  4. Adjusting to New Market Realities Serving Wholesale Customers – With the decline of the Postal Service’s business handling transactions and correspondence, both the Postal Service’s ability to provide universal service and its financial viability will depend upon meeting the service needs of its wholesale customers that send 500 or mail pieces at a time and will in the future generate more than 70% of revenue and 80% of the volume that the Postal Service handles.
  5. Adjusting to New Market Realities Serving Retail Customers – Over the next decade the Postal Service will see demand from retail customers declining below the 30% of revenue it is today. Adjusting the retail interface and operating network serving these customers creates significant financial, operating and political challenges.
  6. Adjusting Operating Costs to New Competitive Realities – The market realities of serving postal customers requires a leaner processing and transportation network that matches the demand for mail service and a modernized retail network that provides better access at a lower cost.

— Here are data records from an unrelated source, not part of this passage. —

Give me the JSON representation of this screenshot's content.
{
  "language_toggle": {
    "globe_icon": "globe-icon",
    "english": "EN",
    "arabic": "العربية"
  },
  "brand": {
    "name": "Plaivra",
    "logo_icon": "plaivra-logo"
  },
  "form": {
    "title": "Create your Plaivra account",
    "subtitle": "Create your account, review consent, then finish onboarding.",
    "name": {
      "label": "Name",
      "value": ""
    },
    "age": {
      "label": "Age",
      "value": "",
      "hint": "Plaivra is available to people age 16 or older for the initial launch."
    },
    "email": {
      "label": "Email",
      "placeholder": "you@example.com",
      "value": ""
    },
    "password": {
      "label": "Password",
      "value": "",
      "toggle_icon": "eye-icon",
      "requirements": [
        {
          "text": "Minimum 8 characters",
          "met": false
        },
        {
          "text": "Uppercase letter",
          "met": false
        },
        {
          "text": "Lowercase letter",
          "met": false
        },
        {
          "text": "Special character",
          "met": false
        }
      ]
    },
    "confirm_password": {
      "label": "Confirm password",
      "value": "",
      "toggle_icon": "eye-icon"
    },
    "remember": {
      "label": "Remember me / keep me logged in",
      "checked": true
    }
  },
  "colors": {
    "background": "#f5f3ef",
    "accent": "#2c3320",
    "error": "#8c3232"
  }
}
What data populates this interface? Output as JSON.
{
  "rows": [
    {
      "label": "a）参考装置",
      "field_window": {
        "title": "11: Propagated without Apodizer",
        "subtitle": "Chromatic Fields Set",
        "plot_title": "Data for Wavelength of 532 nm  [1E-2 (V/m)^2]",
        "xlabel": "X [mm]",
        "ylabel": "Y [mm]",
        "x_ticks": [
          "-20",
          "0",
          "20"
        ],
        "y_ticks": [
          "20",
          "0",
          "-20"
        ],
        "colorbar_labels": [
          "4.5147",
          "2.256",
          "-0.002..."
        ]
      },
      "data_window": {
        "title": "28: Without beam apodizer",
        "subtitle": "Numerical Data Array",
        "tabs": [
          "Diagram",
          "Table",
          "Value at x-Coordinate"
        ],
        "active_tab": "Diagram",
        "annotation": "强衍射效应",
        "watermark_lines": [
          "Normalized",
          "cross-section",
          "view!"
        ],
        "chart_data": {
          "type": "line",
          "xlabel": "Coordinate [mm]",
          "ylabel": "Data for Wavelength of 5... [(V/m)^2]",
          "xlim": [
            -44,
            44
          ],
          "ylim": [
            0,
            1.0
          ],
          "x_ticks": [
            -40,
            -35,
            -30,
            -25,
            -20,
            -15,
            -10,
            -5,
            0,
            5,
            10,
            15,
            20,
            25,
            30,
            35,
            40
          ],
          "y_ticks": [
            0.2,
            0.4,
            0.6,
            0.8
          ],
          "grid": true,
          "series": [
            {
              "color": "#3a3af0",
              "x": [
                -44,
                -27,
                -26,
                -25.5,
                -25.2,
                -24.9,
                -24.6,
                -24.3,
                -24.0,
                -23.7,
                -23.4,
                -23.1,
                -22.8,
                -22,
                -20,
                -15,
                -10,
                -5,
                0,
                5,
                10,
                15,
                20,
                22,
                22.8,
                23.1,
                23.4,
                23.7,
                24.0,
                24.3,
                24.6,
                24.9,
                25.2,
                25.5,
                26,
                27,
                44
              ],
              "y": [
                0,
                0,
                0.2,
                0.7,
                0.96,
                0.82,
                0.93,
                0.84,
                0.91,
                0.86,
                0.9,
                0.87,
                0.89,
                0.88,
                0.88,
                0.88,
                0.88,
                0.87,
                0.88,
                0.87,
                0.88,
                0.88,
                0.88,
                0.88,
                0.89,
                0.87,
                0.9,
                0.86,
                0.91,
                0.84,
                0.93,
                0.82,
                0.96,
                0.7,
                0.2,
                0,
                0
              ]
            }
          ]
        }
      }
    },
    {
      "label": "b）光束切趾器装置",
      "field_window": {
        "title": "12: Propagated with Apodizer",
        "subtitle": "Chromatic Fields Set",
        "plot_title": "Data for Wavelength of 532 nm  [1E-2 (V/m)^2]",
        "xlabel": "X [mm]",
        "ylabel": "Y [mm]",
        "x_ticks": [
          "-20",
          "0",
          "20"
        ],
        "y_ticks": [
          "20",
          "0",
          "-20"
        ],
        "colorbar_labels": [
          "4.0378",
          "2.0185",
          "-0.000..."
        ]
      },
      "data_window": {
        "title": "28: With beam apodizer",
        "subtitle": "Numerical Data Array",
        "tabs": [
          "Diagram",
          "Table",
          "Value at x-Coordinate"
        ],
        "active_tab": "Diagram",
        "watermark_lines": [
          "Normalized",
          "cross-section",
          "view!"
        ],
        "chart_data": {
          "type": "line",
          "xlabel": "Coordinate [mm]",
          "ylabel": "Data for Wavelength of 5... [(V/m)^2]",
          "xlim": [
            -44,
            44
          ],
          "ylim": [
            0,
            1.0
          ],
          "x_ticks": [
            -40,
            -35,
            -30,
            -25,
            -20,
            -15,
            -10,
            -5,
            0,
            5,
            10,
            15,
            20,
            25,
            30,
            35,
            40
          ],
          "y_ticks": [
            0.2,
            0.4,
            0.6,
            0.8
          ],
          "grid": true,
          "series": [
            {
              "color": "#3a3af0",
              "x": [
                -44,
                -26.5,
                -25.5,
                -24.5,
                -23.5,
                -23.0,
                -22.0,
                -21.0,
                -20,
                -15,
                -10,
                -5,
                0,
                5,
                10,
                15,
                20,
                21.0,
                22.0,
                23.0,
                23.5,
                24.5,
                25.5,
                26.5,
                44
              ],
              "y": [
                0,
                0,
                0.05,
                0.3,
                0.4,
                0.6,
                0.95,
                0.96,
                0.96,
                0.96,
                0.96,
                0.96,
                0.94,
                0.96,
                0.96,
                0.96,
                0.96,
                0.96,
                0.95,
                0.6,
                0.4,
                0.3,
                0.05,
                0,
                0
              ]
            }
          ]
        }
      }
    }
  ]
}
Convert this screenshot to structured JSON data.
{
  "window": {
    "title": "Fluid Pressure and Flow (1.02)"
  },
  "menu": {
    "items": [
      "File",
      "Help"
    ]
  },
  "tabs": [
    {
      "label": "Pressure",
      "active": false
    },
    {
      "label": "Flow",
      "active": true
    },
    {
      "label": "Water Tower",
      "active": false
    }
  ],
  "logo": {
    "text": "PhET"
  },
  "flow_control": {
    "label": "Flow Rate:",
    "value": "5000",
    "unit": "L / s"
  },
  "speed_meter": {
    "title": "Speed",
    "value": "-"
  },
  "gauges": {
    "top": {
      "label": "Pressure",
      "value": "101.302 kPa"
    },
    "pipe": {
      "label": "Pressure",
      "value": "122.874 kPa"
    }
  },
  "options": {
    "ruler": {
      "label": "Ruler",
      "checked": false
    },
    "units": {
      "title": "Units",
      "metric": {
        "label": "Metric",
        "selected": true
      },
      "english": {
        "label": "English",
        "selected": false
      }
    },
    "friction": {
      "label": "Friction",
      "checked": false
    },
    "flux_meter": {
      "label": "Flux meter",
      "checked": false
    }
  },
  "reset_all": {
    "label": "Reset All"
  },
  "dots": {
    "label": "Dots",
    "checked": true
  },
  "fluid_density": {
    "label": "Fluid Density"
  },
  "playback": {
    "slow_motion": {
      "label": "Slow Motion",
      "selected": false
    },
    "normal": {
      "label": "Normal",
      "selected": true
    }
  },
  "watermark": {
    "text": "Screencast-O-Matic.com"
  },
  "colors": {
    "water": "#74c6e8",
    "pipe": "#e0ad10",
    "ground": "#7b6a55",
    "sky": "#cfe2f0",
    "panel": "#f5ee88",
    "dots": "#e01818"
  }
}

  7. Funding Transition and Modernization Costs Rationalizing Postal Service operations to reflect new market realities in wholesale and retail markets will require substantial cash outlays to cover the costs of right-sizing the network and workforce, modernizing the retail network and optimizing the processing network. The business model must find ways to raise this cash when operating losses, retiree health care payment schedules, and debt to cover prior-year losses provide few options
  8. Creating a Workforce for the Long Term – The new market realities and the operating and retail networks that serve them can provide good jobs for postal employees. However, the existing civil service based employment law framework, labor agreements and consultative requirements with management associations all reflect significantly different market and operating realities and the labor-management environment that existed four decades ago. Furthermore, the existing employment compact provides employees from top to bottom few rewards for dealing with the pain associated with transitioning to new market realities.